Predicting Fish Responses to Future Hydrology: Integrating Behavioral and Population-Scale Processes Within a Landscape Context

Wednesday, September 11, 2013: 9:00 AM
Marriott Ballroom C (The Marriott Little Rock)
Joseph J. Parkos III , Department of Biological Sciences, Florida International University, Miami, FL
Christopher Catano , Southeast Environmental Research Center, Florida International University, North Miami, FL
Joel C. Trexler , Department of Biology, Florida International University, North Miami, FL

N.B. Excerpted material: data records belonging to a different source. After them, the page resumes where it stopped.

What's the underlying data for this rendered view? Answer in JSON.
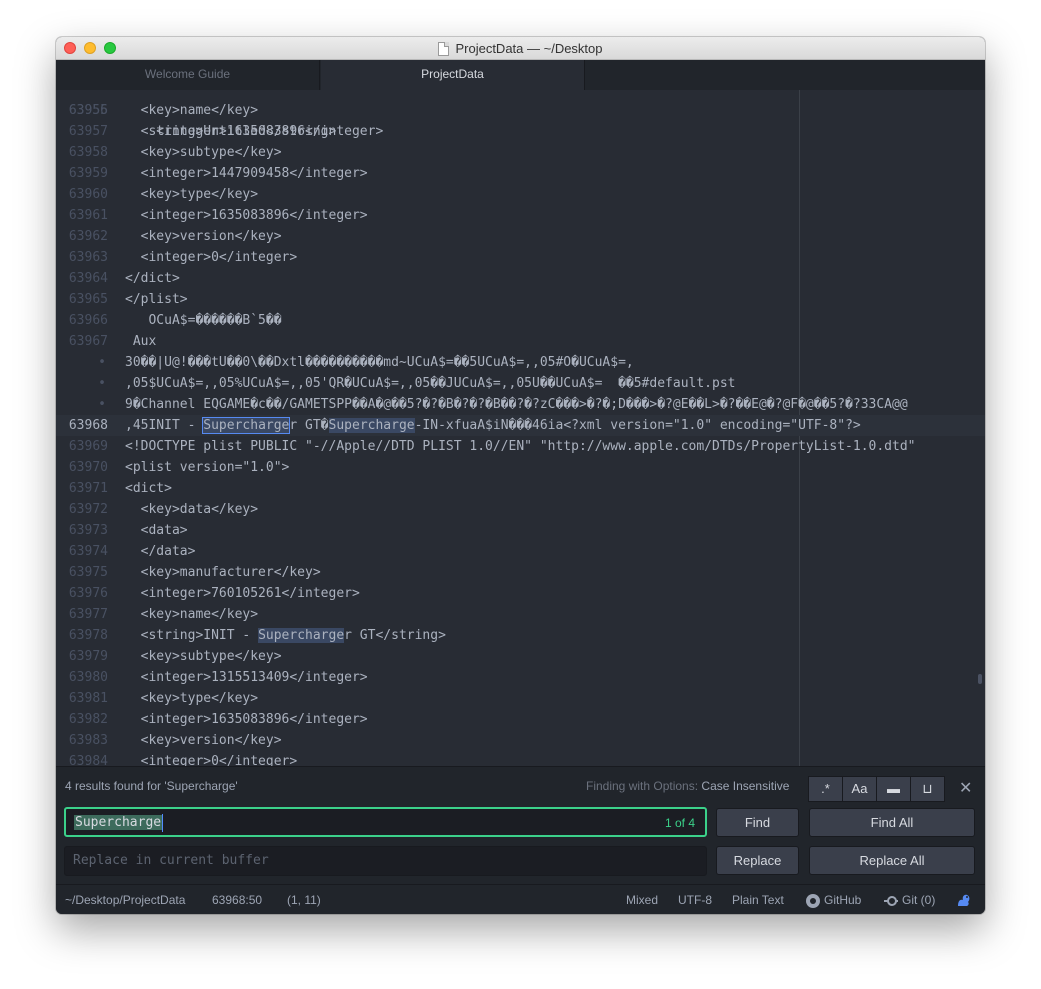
{
  "window": {
    "title": "ProjectData — ~/Desktop"
  },
  "tabs": [
    {
      "label": "Welcome Guide",
      "active": false
    },
    {
      "label": "ProjectData",
      "active": true
    }
  ],
  "editor": {
    "top_partial": "    <integer>1635083896</integer>",
    "lines": [
      {
        "num": "63956",
        "segs": [
          {
            "t": "  <key>name</key>"
          }
        ]
      },
      {
        "num": "63957",
        "segs": [
          {
            "t": "  <string>Untitled</string>"
          }
        ]
      },
      {
        "num": "63958",
        "segs": [
          {
            "t": "  <key>subtype</key>"
          }
        ]
      },
      {
        "num": "63959",
        "segs": [
          {
            "t": "  <integer>1447909458</integer>"
          }
        ]
      },
      {
        "num": "63960",
        "segs": [
          {
            "t": "  <key>type</key>"
          }
        ]
      },
      {
        "num": "63961",
        "segs": [
          {
            "t": "  <integer>1635083896</integer>"
          }
        ]
      },
      {
        "num": "63962",
        "segs": [
          {
            "t": "  <key>version</key>"
          }
        ]
      },
      {
        "num": "63963",
        "segs": [
          {
            "t": "  <integer>0</integer>"
          }
        ]
      },
      {
        "num": "63964",
        "segs": [
          {
            "t": "</dict>"
          }
        ]
      },
      {
        "num": "63965",
        "segs": [
          {
            "t": "</plist>"
          }
        ]
      },
      {
        "num": "63966",
        "segs": [
          {
            "t": "   OCuA$=������B`5��"
          }
        ]
      },
      {
        "num": "63967",
        "segs": [
          {
            "t": " Aux"
          }
        ]
      },
      {
        "num": "•",
        "segs": [
          {
            "t": "30��|U@!���tU��0\\��Dxtl����������md~UCuA$=��5UCuA$=,,05#O�UCuA$=,"
          }
        ]
      },
      {
        "num": "•",
        "segs": [
          {
            "t": ",05$UCuA$=,,05%UCuA$=,,05'QR�UCuA$=,,05��JUCuA$=,,05U��UCuA$=  ��5#default.pst"
          }
        ]
      },
      {
        "num": "•",
        "segs": [
          {
            "t": "9�Channel EQGAME�c��/GAMETSPP��A�@��5?�?�B�?�?�B��?�?zC���>�?�;D���>�?@E��L>�?��E@�?@F�@��5?�?33CA@@"
          }
        ]
      },
      {
        "num": "63968",
        "current": true,
        "segs": [
          {
            "t": ",45INIT - "
          },
          {
            "t": "Supercharge",
            "hl": "sel"
          },
          {
            "t": "r GT�"
          },
          {
            "t": "Supercharge",
            "hl": "match"
          },
          {
            "t": "-IN-xfuaA$iN���46ia<?xml version=\"1.0\" encoding=\"UTF-8\"?>"
          }
        ]
      },
      {
        "num": "63969",
        "segs": [
          {
            "t": "<!DOCTYPE plist PUBLIC \"-//Apple//DTD PLIST 1.0//EN\" \"http://www.apple.com/DTDs/PropertyList-1.0.dtd\""
          }
        ]
      },
      {
        "num": "63970",
        "segs": [
          {
            "t": "<plist version=\"1.0\">"
          }
        ]
      },
      {
        "num": "63971",
        "segs": [
          {
            "t": "<dict>"
          }
        ]
      },
      {
        "num": "63972",
        "segs": [
          {
            "t": "  <key>data</key>"
          }
        ]
      },
      {
        "num": "63973",
        "segs": [
          {
            "t": "  <data>"
          }
        ]
      },
      {
        "num": "63974",
        "segs": [
          {
            "t": "  </data>"
          }
        ]
      },
      {
        "num": "63975",
        "segs": [
          {
            "t": "  <key>manufacturer</key>"
          }
        ]
      },
      {
        "num": "63976",
        "segs": [
          {
            "t": "  <integer>760105261</integer>"
          }
        ]
      },
      {
        "num": "63977",
        "segs": [
          {
            "t": "  <key>name</key>"
          }
        ]
      },
      {
        "num": "63978",
        "segs": [
          {
            "t": "  <string>INIT - "
          },
          {
            "t": "Supercharge",
            "hl": "match"
          },
          {
            "t": "r GT</string>"
          }
        ]
      },
      {
        "num": "63979",
        "segs": [
          {
            "t": "  <key>subtype</key>"
          }
        ]
      },
      {
        "num": "63980",
        "segs": [
          {
            "t": "  <integer>1315513409</integer>"
          }
        ]
      },
      {
        "num": "63981",
        "segs": [
          {
            "t": "  <key>type</key>"
          }
        ]
      },
      {
        "num": "63982",
        "segs": [
          {
            "t": "  <integer>1635083896</integer>"
          }
        ]
      },
      {
        "num": "63983",
        "segs": [
          {
            "t": "  <key>version</key>"
          }
        ]
      },
      {
        "num": "63984",
        "segs": [
          {
            "t": "  <integer>0</integer>"
          }
        ]
      }
    ]
  },
  "find": {
    "results_text": "4 results found for 'Supercharge'",
    "options_prefix": "Finding with Options:",
    "options_value": "Case Insensitive",
    "option_buttons": [
      {
        "name": "regex-toggle",
        "glyph": ".*"
      },
      {
        "name": "case-sensitive-toggle",
        "glyph": "Aa"
      },
      {
        "name": "selection-only-toggle",
        "glyph": "▬"
      },
      {
        "name": "whole-word-toggle",
        "glyph": "⊔"
      }
    ],
    "close_glyph": "✕",
    "query": "Supercharge",
    "count": "1 of 4",
    "replace_placeholder": "Replace in current buffer",
    "find_label": "Find",
    "find_all_label": "Find All",
    "replace_label": "Replace",
    "replace_all_label": "Replace All"
  },
  "status": {
    "path": "~/Desktop/ProjectData",
    "cursor": "63968:50",
    "selection": "(1, 11)",
    "line_ending": "Mixed",
    "encoding": "UTF-8",
    "grammar": "Plain Text",
    "github": "GitHub",
    "git": "Git (0)"
  },
  "colors": {
    "accent_green": "#3bd18a",
    "match_highlight": "#3a4863",
    "selection_border": "#568af2"
  }
}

Reliably predicting fish response to environmental change requires integrating processes operating at different scales of space and time.  We used monitoring data to build a model linking largemouth bass abundance to hydrology and then evaluated the implications of several scenarios of water management in the Florida Everglades for largemouth bass abundance.  Relative effect of different hydrology scenarios was influenced by landscape position.  Our field research on spatial ecology of fishes in the Florida Everglades provided further insight into the biology underlying the response to hydrology that we are attempting to capture in our model.  We found that spatial position within the landscape influenced patterns of drought disturbance and use of natural refuge habitats during periods of low water.  We also measured limits to population resilience as disturbance frequency increased.  Influence of canals on abundance was not addressed in our evaluation scenarios because function of canals in ecology of Everglades fishes is not well known.  Using radio telemetry, we found that spatial scale of connectivity between canals and marshes resulted from an interaction between fish movement and landscape structure.  We seek to improve our predictions by integrating mechanistic effects of behavior and landscape on population and community responses to environmental change.